[Dataset items]
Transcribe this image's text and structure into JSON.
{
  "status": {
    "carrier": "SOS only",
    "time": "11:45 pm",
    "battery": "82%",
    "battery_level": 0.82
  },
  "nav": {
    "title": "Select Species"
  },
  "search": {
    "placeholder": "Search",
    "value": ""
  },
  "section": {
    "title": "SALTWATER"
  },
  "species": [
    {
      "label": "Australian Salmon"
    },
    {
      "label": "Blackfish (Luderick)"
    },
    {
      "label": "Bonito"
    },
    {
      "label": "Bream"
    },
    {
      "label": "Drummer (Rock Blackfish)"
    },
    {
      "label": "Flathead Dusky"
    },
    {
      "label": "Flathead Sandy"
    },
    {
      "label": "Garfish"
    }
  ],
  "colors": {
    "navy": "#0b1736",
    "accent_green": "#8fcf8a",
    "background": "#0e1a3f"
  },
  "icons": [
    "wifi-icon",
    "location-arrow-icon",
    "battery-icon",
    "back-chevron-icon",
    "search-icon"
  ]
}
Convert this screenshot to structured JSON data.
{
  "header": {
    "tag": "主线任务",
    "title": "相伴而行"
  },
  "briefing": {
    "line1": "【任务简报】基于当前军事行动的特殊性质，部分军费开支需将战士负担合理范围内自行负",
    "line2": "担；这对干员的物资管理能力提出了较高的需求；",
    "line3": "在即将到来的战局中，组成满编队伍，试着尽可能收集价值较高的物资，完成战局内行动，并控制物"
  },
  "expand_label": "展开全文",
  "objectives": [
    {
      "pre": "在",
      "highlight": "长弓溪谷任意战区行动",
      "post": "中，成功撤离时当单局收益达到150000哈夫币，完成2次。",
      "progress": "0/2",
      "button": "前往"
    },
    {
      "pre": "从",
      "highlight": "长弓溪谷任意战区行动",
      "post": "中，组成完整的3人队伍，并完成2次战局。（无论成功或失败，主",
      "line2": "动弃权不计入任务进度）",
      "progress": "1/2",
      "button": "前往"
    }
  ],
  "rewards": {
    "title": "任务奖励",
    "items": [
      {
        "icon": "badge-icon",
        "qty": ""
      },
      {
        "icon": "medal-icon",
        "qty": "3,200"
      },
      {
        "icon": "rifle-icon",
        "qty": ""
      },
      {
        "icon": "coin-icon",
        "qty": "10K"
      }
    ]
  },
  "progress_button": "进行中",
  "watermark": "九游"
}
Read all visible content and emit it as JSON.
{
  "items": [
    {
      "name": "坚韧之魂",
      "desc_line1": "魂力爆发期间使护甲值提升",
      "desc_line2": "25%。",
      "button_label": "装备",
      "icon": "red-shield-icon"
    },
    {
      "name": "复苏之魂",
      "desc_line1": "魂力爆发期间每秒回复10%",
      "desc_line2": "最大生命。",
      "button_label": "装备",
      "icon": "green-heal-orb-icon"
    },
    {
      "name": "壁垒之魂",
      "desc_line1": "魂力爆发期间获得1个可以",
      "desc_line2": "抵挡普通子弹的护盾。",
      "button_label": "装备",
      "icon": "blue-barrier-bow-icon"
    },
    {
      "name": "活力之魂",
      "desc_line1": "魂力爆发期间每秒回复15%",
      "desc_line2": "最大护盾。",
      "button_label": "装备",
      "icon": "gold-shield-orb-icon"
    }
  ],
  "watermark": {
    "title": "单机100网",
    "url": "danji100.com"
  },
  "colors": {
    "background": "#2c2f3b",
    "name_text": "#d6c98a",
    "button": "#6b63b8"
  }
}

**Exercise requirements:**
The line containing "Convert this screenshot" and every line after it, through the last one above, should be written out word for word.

**Answer for this exercise:**
Convert this screenshot to structured JSON data.
{
  "header": {
    "tag": "主线任务",
    "title": "相伴而行"
  },
  "briefing": {
    "line1": "【任务简报】基于当前军事行动的特殊性质，部分军费开支需将战士负担合理范围内自行负",
    "line2": "担；这对干员的物资管理能力提出了较高的需求；",
    "line3": "在即将到来的战局中，组成满编队伍，试着尽可能收集价值较高的物资，完成战局内行动，并控制物"
  },
  "expand_label": "展开全文",
  "objectives": [
    {
      "pre": "在",
      "highlight": "长弓溪谷任意战区行动",
      "post": "中，成功撤离时当单局收益达到150000哈夫币，完成2次。",
      "progress": "0/2",
      "button": "前往"
    },
    {
      "pre": "从",
      "highlight": "长弓溪谷任意战区行动",
      "post": "中，组成完整的3人队伍，并完成2次战局。（无论成功或失败，主",
      "line2": "动弃权不计入任务进度）",
      "progress": "1/2",
      "button": "前往"
    }
  ],
  "rewards": {
    "title": "任务奖励",
    "items": [
      {
        "icon": "badge-icon",
        "qty": ""
      },
      {
        "icon": "medal-icon",
        "qty": "3,200"
      },
      {
        "icon": "rifle-icon",
        "qty": ""
      },
      {
        "icon": "coin-icon",
        "qty": "10K"
      }
    ]
  },
  "progress_button": "进行中",
  "watermark": "九游"
}
Read all visible content and emit it as JSON.
{
  "items": [
    {
      "name": "坚韧之魂",
      "desc_line1": "魂力爆发期间使护甲值提升",
      "desc_line2": "25%。",
      "button_label": "装备",
      "icon": "red-shield-icon"
    },
    {
      "name": "复苏之魂",
      "desc_line1": "魂力爆发期间每秒回复10%",
      "desc_line2": "最大生命。",
      "button_label": "装备",
      "icon": "green-heal-orb-icon"
    },
    {
      "name": "壁垒之魂",
      "desc_line1": "魂力爆发期间获得1个可以",
      "desc_line2": "抵挡普通子弹的护盾。",
      "button_label": "装备",
      "icon": "blue-barrier-bow-icon"
    },
    {
      "name": "活力之魂",
      "desc_line1": "魂力爆发期间每秒回复15%",
      "desc_line2": "最大护盾。",
      "button_label": "装备",
      "icon": "gold-shield-orb-icon"
    }
  ],
  "watermark": {
    "title": "单机100网",
    "url": "danji100.com"
  },
  "colors": {
    "background": "#2c2f3b",
    "name_text": "#d6c98a",
    "button": "#6b63b8"
  }
}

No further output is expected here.